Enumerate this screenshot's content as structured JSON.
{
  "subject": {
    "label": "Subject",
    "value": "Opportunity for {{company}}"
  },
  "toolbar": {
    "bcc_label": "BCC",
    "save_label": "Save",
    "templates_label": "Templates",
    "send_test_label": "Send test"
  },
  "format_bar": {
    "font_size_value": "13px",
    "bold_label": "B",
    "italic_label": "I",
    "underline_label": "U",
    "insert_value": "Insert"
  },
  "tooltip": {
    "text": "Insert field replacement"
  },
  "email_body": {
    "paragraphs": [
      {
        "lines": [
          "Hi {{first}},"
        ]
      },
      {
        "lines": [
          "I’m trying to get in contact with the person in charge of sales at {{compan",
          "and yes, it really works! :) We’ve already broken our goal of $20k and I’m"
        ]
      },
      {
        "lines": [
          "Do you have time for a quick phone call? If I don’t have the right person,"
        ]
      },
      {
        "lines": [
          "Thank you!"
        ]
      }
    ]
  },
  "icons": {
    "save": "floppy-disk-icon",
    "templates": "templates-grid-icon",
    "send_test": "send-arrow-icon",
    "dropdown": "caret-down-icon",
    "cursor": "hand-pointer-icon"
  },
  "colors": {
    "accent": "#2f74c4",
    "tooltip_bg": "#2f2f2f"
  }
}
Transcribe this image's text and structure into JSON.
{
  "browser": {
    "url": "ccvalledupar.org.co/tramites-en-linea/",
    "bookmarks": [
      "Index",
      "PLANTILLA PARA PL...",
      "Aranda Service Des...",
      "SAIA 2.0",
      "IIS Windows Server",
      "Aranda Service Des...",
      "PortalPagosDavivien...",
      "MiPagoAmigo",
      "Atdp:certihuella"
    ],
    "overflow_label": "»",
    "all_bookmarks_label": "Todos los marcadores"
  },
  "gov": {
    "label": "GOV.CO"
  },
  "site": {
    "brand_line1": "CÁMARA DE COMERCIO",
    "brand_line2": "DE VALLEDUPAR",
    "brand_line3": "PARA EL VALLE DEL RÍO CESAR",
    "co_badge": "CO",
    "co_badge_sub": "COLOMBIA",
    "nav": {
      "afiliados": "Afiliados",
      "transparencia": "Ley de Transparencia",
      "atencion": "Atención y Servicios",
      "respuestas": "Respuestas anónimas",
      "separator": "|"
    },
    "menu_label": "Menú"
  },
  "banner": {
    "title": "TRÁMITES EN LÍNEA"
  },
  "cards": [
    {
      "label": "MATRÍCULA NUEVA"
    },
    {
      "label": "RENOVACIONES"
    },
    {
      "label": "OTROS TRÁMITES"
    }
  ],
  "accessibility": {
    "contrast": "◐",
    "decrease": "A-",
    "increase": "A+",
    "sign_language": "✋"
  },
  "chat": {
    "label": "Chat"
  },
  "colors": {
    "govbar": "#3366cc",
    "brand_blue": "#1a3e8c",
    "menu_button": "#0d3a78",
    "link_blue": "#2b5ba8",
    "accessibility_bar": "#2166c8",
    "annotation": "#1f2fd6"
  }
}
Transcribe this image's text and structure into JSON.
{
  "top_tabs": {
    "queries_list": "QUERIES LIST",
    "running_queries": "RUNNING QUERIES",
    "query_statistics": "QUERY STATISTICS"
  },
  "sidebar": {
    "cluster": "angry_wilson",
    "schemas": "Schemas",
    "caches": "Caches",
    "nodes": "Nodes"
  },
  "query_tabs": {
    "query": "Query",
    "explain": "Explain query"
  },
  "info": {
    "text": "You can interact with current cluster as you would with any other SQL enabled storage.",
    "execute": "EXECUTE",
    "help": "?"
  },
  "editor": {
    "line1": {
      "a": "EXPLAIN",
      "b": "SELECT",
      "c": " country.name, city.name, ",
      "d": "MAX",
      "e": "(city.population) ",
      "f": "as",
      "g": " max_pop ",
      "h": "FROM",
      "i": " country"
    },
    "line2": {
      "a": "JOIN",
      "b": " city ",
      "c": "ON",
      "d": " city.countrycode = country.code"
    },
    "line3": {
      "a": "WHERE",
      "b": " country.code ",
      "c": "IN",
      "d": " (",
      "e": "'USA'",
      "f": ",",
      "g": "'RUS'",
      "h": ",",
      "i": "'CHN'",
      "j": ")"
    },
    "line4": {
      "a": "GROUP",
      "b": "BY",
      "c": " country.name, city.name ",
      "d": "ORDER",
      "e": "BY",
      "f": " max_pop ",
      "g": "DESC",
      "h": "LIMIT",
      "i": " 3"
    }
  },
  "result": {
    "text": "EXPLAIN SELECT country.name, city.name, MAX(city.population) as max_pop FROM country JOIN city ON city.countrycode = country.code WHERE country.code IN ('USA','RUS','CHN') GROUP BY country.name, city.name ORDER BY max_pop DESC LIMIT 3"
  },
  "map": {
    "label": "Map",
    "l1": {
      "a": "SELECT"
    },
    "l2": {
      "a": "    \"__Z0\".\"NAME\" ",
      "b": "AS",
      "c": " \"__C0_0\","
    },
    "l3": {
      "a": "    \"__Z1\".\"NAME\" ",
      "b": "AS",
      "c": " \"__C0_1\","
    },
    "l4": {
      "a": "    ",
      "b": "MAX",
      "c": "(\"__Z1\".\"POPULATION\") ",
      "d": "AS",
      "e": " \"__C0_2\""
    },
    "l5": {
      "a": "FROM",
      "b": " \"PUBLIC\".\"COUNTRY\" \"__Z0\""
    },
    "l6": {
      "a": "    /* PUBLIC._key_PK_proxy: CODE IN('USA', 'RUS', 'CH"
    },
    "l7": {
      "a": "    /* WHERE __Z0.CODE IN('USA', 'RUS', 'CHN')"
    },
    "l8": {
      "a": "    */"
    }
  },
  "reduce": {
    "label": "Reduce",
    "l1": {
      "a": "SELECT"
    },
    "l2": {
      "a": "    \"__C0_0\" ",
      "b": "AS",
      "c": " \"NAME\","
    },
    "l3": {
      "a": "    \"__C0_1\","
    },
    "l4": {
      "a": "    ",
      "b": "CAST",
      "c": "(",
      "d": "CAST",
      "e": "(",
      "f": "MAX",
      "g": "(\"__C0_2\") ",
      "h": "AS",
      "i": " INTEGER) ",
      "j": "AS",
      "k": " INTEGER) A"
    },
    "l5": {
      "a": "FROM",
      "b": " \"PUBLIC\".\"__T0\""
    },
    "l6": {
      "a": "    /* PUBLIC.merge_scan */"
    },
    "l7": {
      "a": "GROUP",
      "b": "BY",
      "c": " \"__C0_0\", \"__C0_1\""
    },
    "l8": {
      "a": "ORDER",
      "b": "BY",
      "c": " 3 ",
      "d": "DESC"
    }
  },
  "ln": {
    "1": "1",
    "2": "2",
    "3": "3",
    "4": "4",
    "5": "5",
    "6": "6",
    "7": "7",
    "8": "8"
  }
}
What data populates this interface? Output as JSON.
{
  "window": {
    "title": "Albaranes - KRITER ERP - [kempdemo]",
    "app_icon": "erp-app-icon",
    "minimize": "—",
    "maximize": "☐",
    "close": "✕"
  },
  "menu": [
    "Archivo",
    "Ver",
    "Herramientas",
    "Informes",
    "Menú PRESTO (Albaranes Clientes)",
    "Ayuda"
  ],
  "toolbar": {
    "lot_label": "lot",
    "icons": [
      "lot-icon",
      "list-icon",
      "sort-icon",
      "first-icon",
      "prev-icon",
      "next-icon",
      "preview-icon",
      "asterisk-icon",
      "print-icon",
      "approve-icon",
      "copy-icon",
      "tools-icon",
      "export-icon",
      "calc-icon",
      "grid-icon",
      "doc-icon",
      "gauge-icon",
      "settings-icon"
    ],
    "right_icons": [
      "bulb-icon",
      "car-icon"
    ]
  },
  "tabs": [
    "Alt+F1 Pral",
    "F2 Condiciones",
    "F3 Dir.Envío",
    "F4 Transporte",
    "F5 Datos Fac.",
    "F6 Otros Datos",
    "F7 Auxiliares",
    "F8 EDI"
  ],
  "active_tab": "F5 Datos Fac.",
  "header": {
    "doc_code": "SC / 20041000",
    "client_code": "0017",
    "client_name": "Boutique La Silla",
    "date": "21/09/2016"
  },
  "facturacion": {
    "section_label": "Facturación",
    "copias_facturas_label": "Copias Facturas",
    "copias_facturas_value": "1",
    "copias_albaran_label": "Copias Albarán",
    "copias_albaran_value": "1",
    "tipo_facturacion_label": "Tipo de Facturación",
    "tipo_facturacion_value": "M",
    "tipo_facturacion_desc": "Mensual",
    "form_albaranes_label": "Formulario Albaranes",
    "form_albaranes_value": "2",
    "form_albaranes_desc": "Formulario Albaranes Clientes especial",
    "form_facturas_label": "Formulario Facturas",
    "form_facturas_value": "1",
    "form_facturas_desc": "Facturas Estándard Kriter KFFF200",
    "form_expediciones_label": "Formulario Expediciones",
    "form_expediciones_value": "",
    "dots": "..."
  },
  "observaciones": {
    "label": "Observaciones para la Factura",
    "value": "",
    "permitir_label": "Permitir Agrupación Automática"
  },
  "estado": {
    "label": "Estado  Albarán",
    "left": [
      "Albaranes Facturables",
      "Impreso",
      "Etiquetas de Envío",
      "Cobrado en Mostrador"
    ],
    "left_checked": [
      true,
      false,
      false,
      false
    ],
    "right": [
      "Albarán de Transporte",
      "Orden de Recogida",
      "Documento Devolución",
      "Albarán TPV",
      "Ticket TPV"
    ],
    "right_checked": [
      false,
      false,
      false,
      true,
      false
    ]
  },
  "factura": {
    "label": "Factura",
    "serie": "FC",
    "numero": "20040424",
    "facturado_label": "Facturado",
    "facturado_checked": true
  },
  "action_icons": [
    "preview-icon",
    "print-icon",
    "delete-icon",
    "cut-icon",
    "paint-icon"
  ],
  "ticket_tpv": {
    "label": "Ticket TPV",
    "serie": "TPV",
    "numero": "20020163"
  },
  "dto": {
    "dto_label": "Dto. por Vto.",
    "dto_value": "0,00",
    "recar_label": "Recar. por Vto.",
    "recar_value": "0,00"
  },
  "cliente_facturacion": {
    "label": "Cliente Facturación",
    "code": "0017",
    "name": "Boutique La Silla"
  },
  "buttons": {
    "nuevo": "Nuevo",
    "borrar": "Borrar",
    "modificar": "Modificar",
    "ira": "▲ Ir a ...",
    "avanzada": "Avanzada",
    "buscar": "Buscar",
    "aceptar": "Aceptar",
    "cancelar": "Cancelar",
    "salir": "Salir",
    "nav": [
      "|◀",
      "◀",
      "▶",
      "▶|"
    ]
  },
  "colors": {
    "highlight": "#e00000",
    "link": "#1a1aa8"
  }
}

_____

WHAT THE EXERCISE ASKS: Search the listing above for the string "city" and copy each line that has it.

ANSWER:
      "c": " country.name, city.name, ",
      "e": "(city.population) ",
      "b": " city ",
      "d": " city.countrycode = country.code"
      "c": " country.name, city.name ",
    "text": "EXPLAIN SELECT country.name, city.name, MAX(city.population) as max_pop FROM country JOIN city ON city.countrycode = country.code WHERE country.code IN ('USA','RUS','CHN') GROUP BY country.name, city.name ORDER BY max_pop DESC LIMIT 3"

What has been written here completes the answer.